Spring Term (March - May)
Calendula officinalis (Pot marigold): Slightly aromatic leaves and single or double daisy-like flowers in shades of orange or yellow from summer to autumn.
Helianthus annuus (Sunflowers): Range of colours, not just yellows, such as cream, gold, red, mixed and a variety of heights from dwarf (Teddy Bear), mid and giant (Russian Giant).
Limnanthes douglasii (Poached egg plant): Masses of dainty cup-shaped yellow-centred white flowers from summer to autumn.
Nigella damascena (Love-in-a-mist): Saucer-shaped flowers in shades of blue, rose, pink or white, surrounded by a ruff of ferny foliage. Good for cut flowers and seed pods can be dried for winter decoration.
Tropeaolum majus (Nasturtium): Easy to handle, edible and there are bush and climbing varieties.
Summer Term (May - July)
Winter bedding plants for the following year can be sown from May until July.
Attractive choices include:
Ornamental cabbages and kales (Brassicas - various): Not only green leaves, but white, pink and purple tones and a range of different leaf textures.
Winter pansies (Viola - various): Bright colours, blues, yellows, reds, oranges, purples and whites. Some have mixed colours (blotches) and look like they have a face!

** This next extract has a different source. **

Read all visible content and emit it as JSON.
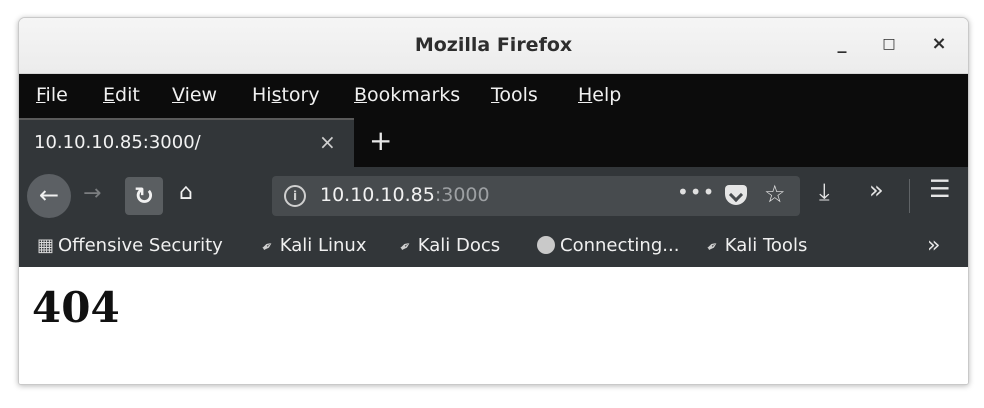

To grow spring bedding for next year, many need to be sown between May and July in order to flower next spring. These are known as biennials, examples to grow in schools include:
Bellis perennis ‘Pomponette’ (Ornamental daisy): Reds, pinks and whites. Pompon-like flower heads.
Dianthus barbatus (Sweet William): Pretty flowers come in pink, white, red and purple and it grows to around 45cm tall.
Lunaria annua (Honesty): White or purple flowers. Once the petals drop from the honesty, you can use the seed pods which are thin pearlescent papery ovals.
Myosotis sylvatica (Forget-me-not): Produce carpets of mainly blue flowers in the spring. Pink and white varieties are also available. Self-seeding, so will reappear year on year.
Good for Wildlife
These flowers can also be sown in the spring term. As well as being ornamental; some hardy annuals will provide nectar and pollen for bees, butterflies and other insects. These include: Phacelia tanacetifolia (Green manure), Calendula officinalis (Pot marigold), Centaurea cyanus (Cornflowers) and Helianthus annuus (Sunflowers).
Those with attractive seed heads, such as Nigella damascena (Love-in-a-mist) and Helianthus annuus (Sunflower) can provide a valuable food source for birds.
Autumn term (September - October)
Many hardy annuals can also be sown early in the autumn term to flower in May the following year, including:
Calendula officinalis (Pot Marigold), Nigella damascene (Love-in-a-mist) and Centaurea cyanus (Cornflowers).
Phacelia tanacetifolia is a green manure which can be sown in September - October. If left to flower rather than being dug in to improve the soil the blue flowers are adored by bees as a source of nectar.
By the end of October many flower seeds will not germinate due to low temperatures or dormancy. A good time to look at seed catalogues and choose favourites for next year!
Edibles with attractive flowers
Pumpkins, marrows and courgettes all have interesting seeds to sow in April - June. They have large yellow male and female flowers which are also edible. If courgettes are left on the plant they will grow as large as marrows, but marrow seeds are also available.
Runner beans – Sow in May / early June. These also have beautiful flowers and this was why the Victorians first grew them rather than for their beans!